I will reiterate that Microsoft, right now, is in a position to make a killing in this market. They HAVE the desktop. They HAVE all the services required to fulfill all these needs (search, photo sharing, online storage, online maps, the works). They even HAVE the “this has been done before but never this well” product in Windows Home Server. They are in a prime position to be THE silo, but this would involve cross-division coordination, and from what I read online, that is just not going to happen because of it’s (laudable) aversion to Architecture Astronauts. Still, imagine:
– Outlook support for their silo.
– Outlook Express support for their silo.
– Windows Messenger support for their silo.
– MSN Messenger support for their silo.
– Hotmail support for their silo.
– Windows Home Server support for their silo.
– Windows Vista support for their silo.
– On XP, Windows Desktop Search support for their silo.
– Windows Mobile support for their silo.
– XBox Live support for their silo.
The scary part (well, for competitors) is that it would not take all that much to do for each product group. With connectivity going through the roof, Microsoft is on the cusp of unifying social life, and they’re just not doing it. And they’re not going to precisely because of the same strategy that has made them the juggernaut they are: focussing on getting something out the door that is Good Enough And Actually Works(TM). Still, think of the true unification possibilities. XBox Live friends should show up on MSN Messenger and Outlook. Outlook should automatically back up my contact list to the recently rebranded SkyDrive. Vista should split documents into “My illegal music and pr0n” and “My actually important documents” folders, and automagically back the latter up to the local Windows Home Server if available, and have it synchronized with their SkyDrive account one way or the other (the Home Server, if present, can do this all on its own). If properly polished, this is the one thing that can move people from one silo to another. Remember, zero-sum game.

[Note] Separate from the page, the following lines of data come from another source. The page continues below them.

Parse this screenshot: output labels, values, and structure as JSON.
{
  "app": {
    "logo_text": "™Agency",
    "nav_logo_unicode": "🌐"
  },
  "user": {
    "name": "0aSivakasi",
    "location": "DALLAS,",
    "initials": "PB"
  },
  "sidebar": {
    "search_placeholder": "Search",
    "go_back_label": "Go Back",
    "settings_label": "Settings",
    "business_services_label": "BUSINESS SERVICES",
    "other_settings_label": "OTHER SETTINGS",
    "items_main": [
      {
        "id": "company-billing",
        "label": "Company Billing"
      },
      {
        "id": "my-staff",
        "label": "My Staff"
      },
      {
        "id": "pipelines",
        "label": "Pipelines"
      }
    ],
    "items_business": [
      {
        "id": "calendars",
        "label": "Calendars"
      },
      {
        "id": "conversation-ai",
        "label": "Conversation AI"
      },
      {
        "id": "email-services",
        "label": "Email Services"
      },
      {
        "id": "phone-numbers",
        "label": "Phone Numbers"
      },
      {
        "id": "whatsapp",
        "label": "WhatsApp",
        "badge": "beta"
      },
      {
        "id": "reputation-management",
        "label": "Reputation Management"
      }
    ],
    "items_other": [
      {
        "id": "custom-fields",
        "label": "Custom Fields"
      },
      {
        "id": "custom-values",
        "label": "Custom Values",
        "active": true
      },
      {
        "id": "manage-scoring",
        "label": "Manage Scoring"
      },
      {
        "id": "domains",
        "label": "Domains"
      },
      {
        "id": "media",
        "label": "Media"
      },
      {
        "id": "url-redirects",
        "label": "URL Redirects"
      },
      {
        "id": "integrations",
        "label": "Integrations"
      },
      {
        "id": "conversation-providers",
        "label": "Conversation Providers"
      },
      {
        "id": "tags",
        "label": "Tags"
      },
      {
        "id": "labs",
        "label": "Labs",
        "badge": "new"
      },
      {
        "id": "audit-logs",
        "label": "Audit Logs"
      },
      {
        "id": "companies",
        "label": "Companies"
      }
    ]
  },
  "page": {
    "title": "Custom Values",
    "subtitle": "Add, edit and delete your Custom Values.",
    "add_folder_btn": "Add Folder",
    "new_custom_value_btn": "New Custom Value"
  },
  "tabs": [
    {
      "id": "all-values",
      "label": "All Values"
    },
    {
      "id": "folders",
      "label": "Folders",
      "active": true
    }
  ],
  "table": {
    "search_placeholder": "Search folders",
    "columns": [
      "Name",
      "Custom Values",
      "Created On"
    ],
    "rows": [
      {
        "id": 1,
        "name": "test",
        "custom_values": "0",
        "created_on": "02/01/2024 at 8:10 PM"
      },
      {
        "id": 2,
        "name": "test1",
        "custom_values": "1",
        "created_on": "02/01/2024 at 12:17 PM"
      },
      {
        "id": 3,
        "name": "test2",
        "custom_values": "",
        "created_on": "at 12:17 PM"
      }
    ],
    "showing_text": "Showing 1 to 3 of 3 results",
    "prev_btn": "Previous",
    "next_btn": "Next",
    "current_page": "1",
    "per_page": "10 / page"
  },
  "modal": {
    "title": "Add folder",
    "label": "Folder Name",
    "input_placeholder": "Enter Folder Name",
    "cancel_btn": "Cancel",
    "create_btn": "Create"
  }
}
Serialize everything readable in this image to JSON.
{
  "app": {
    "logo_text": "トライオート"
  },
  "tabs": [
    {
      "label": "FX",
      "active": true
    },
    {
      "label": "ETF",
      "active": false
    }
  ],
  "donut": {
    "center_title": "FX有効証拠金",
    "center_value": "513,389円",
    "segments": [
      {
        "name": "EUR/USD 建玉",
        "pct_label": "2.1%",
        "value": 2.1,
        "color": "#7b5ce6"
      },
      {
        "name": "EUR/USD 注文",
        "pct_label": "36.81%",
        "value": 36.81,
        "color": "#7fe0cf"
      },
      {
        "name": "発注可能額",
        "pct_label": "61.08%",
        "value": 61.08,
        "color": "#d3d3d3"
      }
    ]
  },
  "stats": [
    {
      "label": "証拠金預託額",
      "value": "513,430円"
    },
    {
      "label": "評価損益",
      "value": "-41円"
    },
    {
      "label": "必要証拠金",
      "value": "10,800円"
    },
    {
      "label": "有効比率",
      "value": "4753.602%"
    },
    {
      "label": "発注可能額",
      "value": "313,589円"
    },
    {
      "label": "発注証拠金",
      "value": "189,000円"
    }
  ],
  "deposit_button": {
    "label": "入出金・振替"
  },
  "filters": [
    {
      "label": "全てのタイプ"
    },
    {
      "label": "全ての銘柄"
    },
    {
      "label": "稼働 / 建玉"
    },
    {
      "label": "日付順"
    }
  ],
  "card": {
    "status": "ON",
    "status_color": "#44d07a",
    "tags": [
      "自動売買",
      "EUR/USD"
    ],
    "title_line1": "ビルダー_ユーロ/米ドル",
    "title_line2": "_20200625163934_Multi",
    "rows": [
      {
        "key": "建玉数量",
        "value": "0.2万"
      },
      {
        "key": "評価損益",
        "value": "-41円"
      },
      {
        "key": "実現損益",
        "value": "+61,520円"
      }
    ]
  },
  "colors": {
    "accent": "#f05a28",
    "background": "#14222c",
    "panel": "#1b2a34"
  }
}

As for Facebook? I hope somewhere, deep inside the bowels of their main development facility, there are at least a few competent developers working on a browser plug-in that truly, unobtrusively and competently harvests a user’s hard drives for any and all information that it can aggregate: contact lists, photos, MP3 play lists, et cetera. Right now, I’m not seeing that. I see selectiveness, and that is exactly the wrong mentality. Remember, Microsoft has made just about a trillion dollars by now pursuing an insanely zealous quest of working with everything (except, perhaps, direct competitors).
Again, I have more to say on this, but this is all I have time for right now. Well, I do have time for one more spammy thing: cross-posting this to my blog. Forgive me.
[ I cannot will not disrespect Robert’s privacy by cross-posting the actual thing I am responding to here: A) If you can’t figure it out, I would rather you not read this blog in the first place and B) I am still positively and spectacularly amazed at the willingness of the Web 2.0 proponents to engage in actual factual discussion (Dare Obesanjo notwithstanding). It is exactly that active effort that is the one and only hope for the current bubble to avoid its progenitor’s fate: the actual realization by those inside the bubble that said bubble might be somewhat different, and somewhat less attractive as a value proposition* than blue chips (although, and rightfully, so, there seems to be an awful lot of readjusting going on on that front). ]
The short and skinny of it is attempting to start a true dialogue, and I think we’re getting there.
* Yes, that is an active knock on marketeers. Really, why would you worry one way or the other anyway? They will be the first ones against the wall when the revolution comes, anyway**.
** If you did not get that quote, please… read your Douglas Adams and get back to me before you say anything. Discussion, great; well-informed disagreement, groovy: clueless ad hominems from the truly dyslexic and spectacularly ill-informed: priceless***.
*** Yes, that is irony.